LTT in the chart stands for land transfer tax. 


Usually the largest item in "Closing Costs" are the Land Transfer Taxes you pay. When you buy a property in Ontario you have to pay land transfer tax (and a 2nd tax is also payable if you're buying in Toronto). This is separate from a sales tax, but not dissimilar. It's a tax we all pay when we buy property. The amount of the tax is based on the value of the property being bought, whether it's in Toronto, and whether the person buying is a first time home buyer. The higher the property price, the higher the tax. So the more you pay for your house, the more you will pay for your land transfer tax - all other things being equal.

Here is a simple calculator you can use to estimate how much you will need to pay: 

Here's some more info on the two types of land transfer tax:

  • Ontario – approximately 2% of cost of home. Rebatable if first time buyer, up to a maximum of $4,000
  • Toronto – approximately 2% of cost of home. INSTANT rebate if first time buyer up to a maximum of $4,475.

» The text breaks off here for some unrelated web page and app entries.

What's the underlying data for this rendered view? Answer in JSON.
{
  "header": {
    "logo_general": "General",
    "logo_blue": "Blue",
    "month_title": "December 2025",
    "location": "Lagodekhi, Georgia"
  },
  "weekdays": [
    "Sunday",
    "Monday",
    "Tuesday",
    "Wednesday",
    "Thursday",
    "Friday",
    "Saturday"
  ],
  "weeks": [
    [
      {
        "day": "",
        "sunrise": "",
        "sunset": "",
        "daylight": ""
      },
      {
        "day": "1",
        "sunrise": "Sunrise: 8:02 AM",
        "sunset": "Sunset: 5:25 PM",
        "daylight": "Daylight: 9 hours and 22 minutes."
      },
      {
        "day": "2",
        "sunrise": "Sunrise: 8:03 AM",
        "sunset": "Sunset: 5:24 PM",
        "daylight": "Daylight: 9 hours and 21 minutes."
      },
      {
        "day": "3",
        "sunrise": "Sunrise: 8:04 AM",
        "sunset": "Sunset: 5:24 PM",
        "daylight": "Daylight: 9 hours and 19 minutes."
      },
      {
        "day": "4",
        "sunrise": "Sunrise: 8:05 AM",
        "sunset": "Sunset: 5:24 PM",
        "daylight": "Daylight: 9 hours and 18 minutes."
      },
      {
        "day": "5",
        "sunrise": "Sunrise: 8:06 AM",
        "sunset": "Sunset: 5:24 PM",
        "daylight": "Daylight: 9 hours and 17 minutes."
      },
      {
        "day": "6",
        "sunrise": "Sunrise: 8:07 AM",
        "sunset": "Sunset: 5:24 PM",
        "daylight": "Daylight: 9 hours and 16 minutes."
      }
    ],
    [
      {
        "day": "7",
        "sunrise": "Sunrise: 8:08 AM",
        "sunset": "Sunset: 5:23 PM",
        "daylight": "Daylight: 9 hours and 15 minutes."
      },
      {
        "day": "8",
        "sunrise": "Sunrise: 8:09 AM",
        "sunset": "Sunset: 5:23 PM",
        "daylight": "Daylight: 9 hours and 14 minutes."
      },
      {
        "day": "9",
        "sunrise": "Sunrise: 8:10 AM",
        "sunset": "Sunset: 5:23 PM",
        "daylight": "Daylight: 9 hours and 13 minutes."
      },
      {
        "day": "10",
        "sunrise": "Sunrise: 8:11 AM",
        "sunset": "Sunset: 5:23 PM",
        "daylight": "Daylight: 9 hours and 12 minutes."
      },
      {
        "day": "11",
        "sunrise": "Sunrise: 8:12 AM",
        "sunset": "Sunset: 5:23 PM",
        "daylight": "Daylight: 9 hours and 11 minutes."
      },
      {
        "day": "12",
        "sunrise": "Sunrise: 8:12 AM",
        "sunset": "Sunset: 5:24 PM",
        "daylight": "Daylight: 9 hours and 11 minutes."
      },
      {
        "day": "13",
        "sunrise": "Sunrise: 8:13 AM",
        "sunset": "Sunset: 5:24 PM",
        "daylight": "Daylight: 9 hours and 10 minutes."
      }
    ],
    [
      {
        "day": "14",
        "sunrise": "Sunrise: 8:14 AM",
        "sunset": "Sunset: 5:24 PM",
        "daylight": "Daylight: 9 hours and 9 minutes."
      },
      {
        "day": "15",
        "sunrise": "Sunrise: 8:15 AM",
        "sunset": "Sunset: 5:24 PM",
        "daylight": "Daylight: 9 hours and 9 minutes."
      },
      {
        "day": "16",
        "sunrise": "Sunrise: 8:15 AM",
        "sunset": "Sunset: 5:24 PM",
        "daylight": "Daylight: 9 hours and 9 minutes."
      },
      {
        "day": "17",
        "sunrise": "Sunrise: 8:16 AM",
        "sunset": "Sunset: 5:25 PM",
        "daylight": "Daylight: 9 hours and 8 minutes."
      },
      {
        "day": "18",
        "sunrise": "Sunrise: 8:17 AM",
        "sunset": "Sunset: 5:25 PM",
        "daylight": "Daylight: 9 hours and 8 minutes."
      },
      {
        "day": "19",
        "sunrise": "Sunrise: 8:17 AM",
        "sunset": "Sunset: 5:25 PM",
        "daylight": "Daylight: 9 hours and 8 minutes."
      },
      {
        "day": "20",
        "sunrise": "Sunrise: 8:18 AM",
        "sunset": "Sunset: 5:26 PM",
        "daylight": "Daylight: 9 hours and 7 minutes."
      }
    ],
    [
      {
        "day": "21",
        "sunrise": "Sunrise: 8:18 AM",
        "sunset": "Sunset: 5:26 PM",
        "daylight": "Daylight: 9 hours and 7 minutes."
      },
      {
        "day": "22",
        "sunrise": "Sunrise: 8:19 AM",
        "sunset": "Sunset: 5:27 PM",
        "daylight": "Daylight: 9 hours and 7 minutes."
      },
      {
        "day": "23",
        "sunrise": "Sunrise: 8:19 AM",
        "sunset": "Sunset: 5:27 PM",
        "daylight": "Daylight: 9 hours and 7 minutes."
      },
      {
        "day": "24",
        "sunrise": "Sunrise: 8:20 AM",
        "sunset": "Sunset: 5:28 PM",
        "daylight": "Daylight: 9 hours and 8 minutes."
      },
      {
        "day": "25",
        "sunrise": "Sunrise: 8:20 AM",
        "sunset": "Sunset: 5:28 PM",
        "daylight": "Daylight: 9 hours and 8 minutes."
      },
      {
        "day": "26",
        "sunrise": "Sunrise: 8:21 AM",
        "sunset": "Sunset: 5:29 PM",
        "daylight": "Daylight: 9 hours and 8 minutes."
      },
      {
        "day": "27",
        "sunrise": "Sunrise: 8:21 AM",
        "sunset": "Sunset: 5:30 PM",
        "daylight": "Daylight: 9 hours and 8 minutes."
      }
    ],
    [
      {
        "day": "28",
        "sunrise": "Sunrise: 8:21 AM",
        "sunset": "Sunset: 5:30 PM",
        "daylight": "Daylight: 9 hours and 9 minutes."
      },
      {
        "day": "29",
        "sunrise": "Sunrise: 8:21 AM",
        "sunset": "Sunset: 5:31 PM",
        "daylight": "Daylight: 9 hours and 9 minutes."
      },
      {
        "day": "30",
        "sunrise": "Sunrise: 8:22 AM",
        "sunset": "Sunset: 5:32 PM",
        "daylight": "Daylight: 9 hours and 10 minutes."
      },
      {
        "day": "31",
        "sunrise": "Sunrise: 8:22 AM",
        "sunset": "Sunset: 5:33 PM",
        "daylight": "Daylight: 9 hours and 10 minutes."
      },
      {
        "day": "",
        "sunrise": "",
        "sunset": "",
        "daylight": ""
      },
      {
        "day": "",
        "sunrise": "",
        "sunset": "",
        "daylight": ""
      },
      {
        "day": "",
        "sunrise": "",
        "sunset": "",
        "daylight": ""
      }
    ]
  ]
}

And of course your mortgage broker and Realtor will take all of these costs into consideration during your pre-approval! Don't worry! You'll learn all about how these impact you as you pursue home ownership. In our experience, the joy and wealth earned from property ownership overpowers any and all of these costs by a mile!